Being a girl has been a different row to hoe for females across the years, and across cultures and continents. In many ways today girls in twenty-first century USA have reached parity with males and even moved ahead in a few areas. But the pressure to succeed, to meet the expectations set for girls by their parents, their schools, their peers and the relentless onslaught of the media to look and act and consume in certain proscribed ways has never been as rough for girls as it is today.
When girls lack confidence and courage they are more at risk for their physical, social and emotional health. The obesity crisis rises up against the pandering of the media for girls to grow up too quickly, to buy things that they do not need, to conform to images of beauty that may be totally unreal and unattainable. When girls do not feel confident and safe, they are more likely to miss school, and engage in behaviors that put themselves and their communities at risk.
Girl Scouts are addressing these issues and more, every day. We work with girls at the Troop level and individually to find a safe space where they can discover more about themselves and the world around them, connect with other people and ideas, and where they can take action to make the world a better place. Cookies, crafts and camping are all terrific ways for girls to build skills, appreciate the environment and learn to make their own way, but those activities are just a small part of the programming and values that Girl Scouts provide. Robots, science, music, travel, adventure, problem solving and tackling community problems such as land use and hunger are all in the Girl Scout’s Journey.

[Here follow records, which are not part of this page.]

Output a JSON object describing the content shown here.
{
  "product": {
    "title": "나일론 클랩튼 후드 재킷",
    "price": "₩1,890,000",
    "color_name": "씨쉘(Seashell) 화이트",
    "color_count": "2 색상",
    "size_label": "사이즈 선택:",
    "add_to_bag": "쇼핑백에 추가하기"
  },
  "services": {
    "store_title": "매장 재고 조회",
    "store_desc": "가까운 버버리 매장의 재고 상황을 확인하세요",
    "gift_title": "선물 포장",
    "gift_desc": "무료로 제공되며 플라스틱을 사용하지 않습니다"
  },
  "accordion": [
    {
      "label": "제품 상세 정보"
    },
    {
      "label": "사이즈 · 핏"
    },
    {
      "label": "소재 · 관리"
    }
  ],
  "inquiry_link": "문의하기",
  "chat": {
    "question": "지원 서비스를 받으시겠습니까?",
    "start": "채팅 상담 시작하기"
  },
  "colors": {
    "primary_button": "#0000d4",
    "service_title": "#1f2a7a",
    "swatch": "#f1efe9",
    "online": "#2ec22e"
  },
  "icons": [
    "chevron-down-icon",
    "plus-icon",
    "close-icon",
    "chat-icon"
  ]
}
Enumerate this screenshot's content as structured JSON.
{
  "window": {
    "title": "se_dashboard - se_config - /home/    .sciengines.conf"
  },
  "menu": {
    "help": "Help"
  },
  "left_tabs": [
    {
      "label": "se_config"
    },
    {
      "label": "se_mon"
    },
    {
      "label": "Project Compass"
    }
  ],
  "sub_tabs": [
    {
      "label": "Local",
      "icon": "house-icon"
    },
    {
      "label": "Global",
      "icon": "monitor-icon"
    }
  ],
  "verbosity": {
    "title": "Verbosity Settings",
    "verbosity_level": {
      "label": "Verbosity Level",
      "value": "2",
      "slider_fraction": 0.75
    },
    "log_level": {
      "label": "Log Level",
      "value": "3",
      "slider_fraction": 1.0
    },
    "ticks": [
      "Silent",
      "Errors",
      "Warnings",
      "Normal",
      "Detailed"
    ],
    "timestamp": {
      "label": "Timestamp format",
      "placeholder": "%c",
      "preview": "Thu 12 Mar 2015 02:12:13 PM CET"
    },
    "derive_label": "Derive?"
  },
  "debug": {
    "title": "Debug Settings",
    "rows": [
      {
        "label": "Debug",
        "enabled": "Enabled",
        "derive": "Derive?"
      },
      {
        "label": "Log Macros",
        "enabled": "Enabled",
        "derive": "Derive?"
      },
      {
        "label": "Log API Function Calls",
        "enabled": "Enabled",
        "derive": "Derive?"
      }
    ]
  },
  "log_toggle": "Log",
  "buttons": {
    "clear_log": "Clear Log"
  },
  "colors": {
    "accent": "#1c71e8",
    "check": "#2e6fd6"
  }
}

And Girl Scouts are taking action -- locally and across the country. Girl Scouts of Nassau County’s Critical Issues initiative has been working on the problem of relational aggression, social bullying and cyber-bullying for the past five years. This year, with the help of the New York State Girl Scout Legislative Network, the NYS Dignity for All Students Act was passed in Albany. US Representative Carolyn McCarthy is working on the issue of bullying and a Suffolk Girl Scout recently testified before Congress on how Girl Scouting had helped her to address bullying in her life. We are supporting HR 4925, the Healthy Media Images for Youth Act , so that girls see true and reasonable portrayals of healthy people in the ads that come at them each day.
Research shows that girls who maintain self-confidence, who have strong values and who have other girls and adults to whom they can turn for advice and comfort are more likely to succeed in school and in life. Girls Scouting has never been more needed than today …